For each line of the data below that contains "current", return that line.

▸ **Recorded information**:
■ ■ ■ ■ ■ ■ ■
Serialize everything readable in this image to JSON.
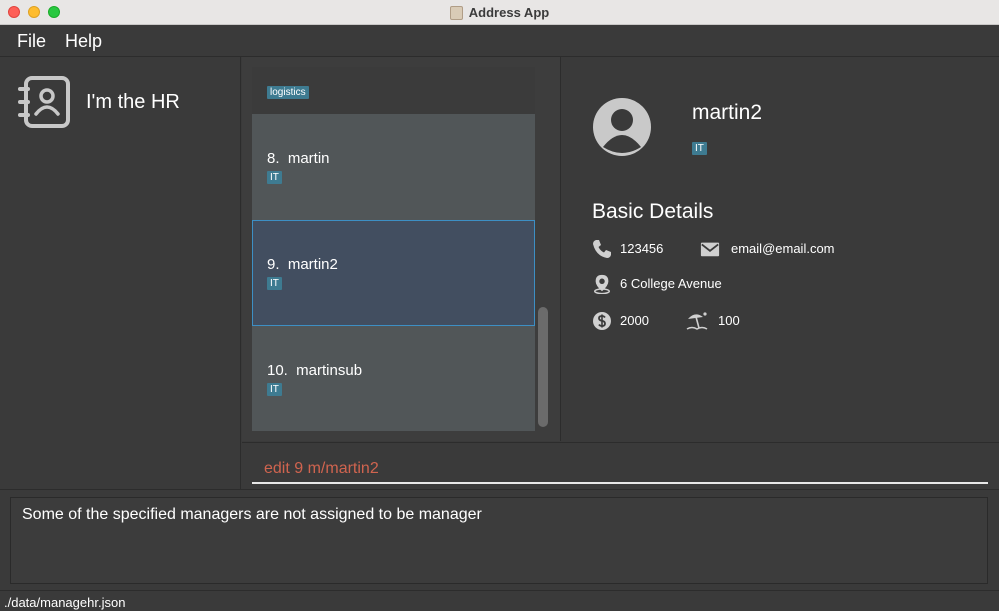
{
  "window": {
    "title": "Address App"
  },
  "menu": {
    "file_label": "File",
    "help_label": "Help"
  },
  "sidebar": {
    "app_name": "I'm the HR",
    "icon": "address-book-icon"
  },
  "person_list": {
    "items": [
      {
        "title": "",
        "tag": "logistics"
      },
      {
        "title": "8.  martin",
        "tag": "IT"
      },
      {
        "title": "9.  martin2",
        "tag": "IT",
        "selected": true
      },
      {
        "title": "10.  martinsub",
        "tag": "IT"
      }
    ]
  },
  "details": {
    "name": "martin2",
    "tag": "IT",
    "section_title": "Basic Details",
    "phone": "123456",
    "email": "email@email.com",
    "address": "6 College Avenue",
    "salary": "2000",
    "leave": "100"
  },
  "command": {
    "value": "edit 9 m/martin2"
  },
  "result": {
    "message": "Some of the specified managers are not assigned to be manager"
  },
  "status": {
    "file_path": "./data/managehr.json"
  },
  "colors": {
    "background": "#3a3a3a",
    "card": "#515658",
    "selected_card": "#424e60",
    "selected_border": "#3d8fc4",
    "tag": "#3e7b91",
    "command_text": "#d0644f"
  }
}
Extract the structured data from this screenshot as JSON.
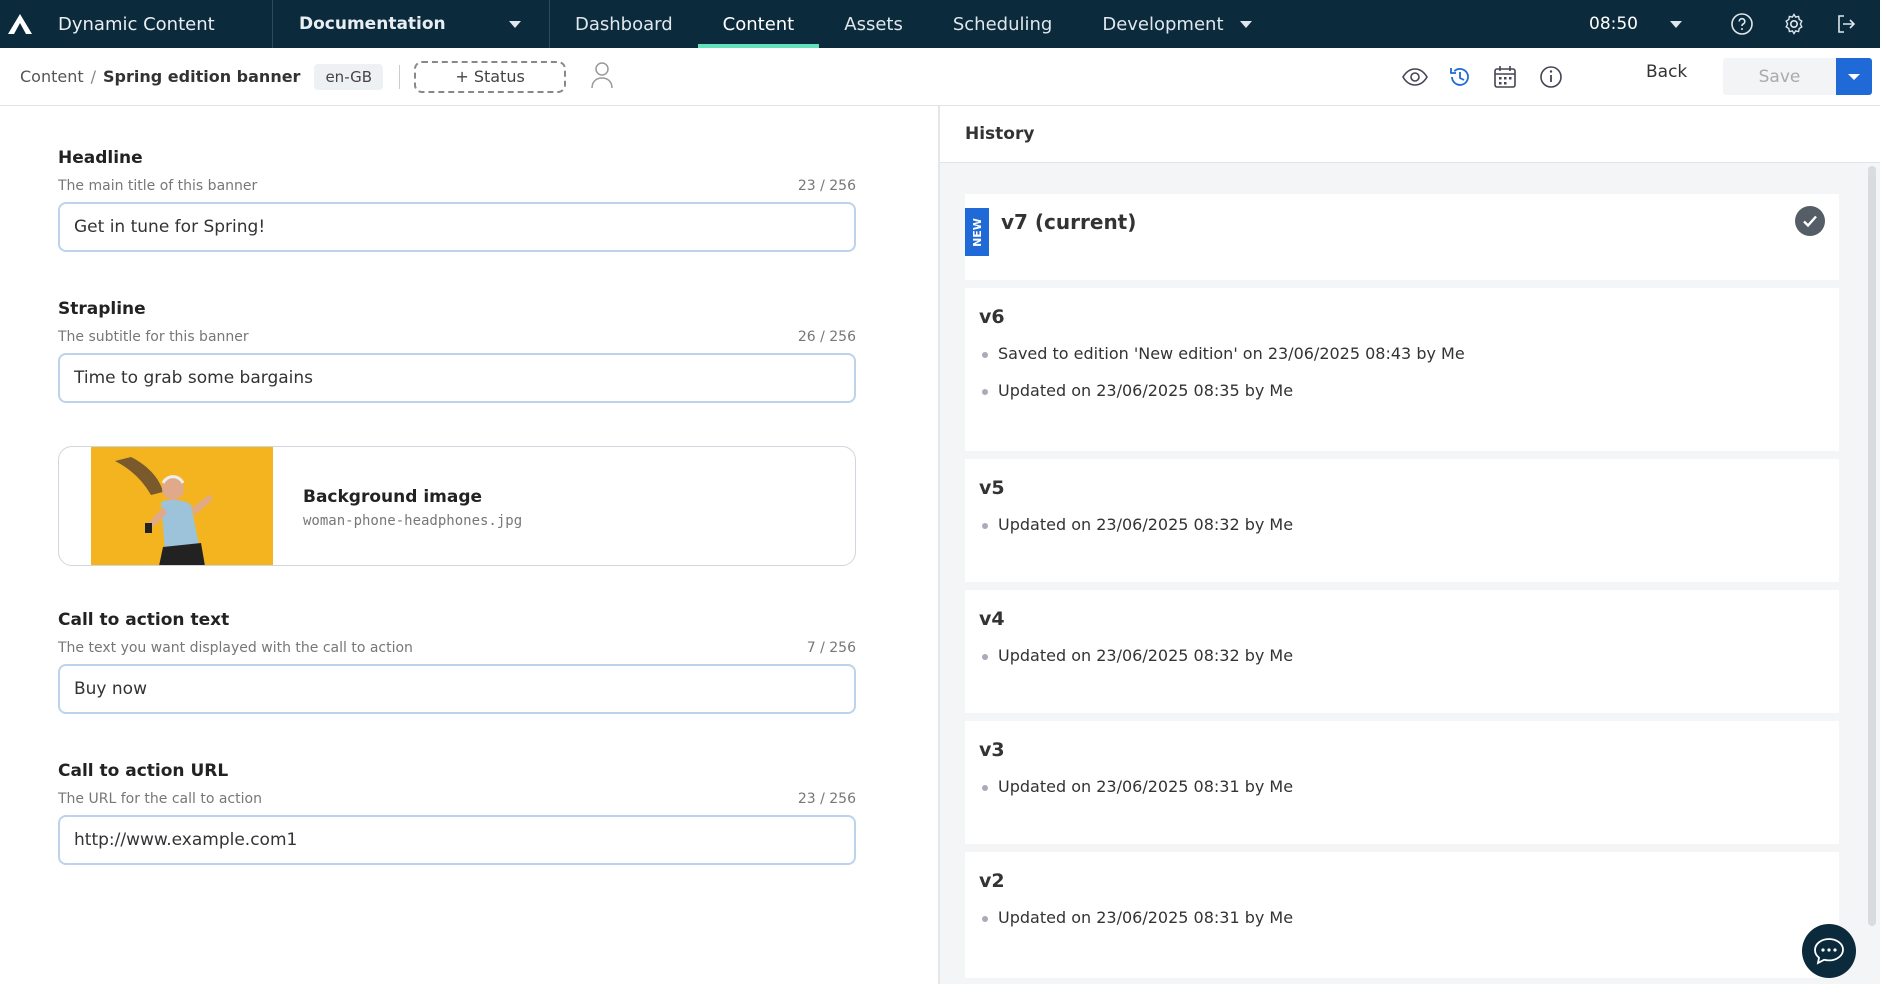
{
  "app": {
    "title": "Dynamic Content",
    "hub": "Documentation"
  },
  "nav": {
    "tabs": [
      "Dashboard",
      "Content",
      "Assets",
      "Scheduling",
      "Development"
    ],
    "active": "Content"
  },
  "clock": "08:50",
  "breadcrumb": {
    "root": "Content",
    "separator": "/",
    "current": "Spring edition banner"
  },
  "locale": "en-GB",
  "toolbar": {
    "status_label": "+ Status",
    "back_label": "Back",
    "save_label": "Save"
  },
  "form": {
    "headline": {
      "label": "Headline",
      "description": "The main title of this banner",
      "count": "23 / 256",
      "value": "Get in tune for Spring!"
    },
    "strapline": {
      "label": "Strapline",
      "description": "The subtitle for this banner",
      "count": "26 / 256",
      "value": "Time to grab some bargains"
    },
    "background_image": {
      "label": "Background image",
      "filename": "woman-phone-headphones.jpg"
    },
    "cta_text": {
      "label": "Call to action text",
      "description": "The text you want displayed with the call to action",
      "count": "7 / 256",
      "value": "Buy now"
    },
    "cta_url": {
      "label": "Call to action URL",
      "description": "The URL for the call to action",
      "count": "23 / 256",
      "value": "http://www.example.com1"
    }
  },
  "history": {
    "title": "History",
    "current": {
      "badge": "NEW",
      "name": "v7 (current)"
    },
    "versions": [
      {
        "name": "v6",
        "entries": [
          "Saved to edition 'New edition' on 23/06/2025 08:43 by Me",
          "Updated on 23/06/2025 08:35 by Me"
        ]
      },
      {
        "name": "v5",
        "entries": [
          "Updated on 23/06/2025 08:32 by Me"
        ]
      },
      {
        "name": "v4",
        "entries": [
          "Updated on 23/06/2025 08:32 by Me"
        ]
      },
      {
        "name": "v3",
        "entries": [
          "Updated on 23/06/2025 08:31 by Me"
        ]
      },
      {
        "name": "v2",
        "entries": [
          "Updated on 23/06/2025 08:31 by Me"
        ]
      }
    ]
  },
  "colors": {
    "nav_bg": "#0b2a3c",
    "active_tab_underline": "#64e0bb",
    "primary": "#1f6ad6",
    "image_bg": "#f4b41f"
  },
  "icons": [
    "amplience-logo",
    "help-icon",
    "settings-icon",
    "logout-icon",
    "user-icon",
    "preview-eye-icon",
    "history-icon",
    "calendar-icon",
    "info-icon",
    "check-icon",
    "chat-icon"
  ]
}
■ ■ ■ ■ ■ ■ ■
▸ **Answer to this exercise**:
    "current": "Spring edition banner"
    "current": {
      "name": "v7 (current)"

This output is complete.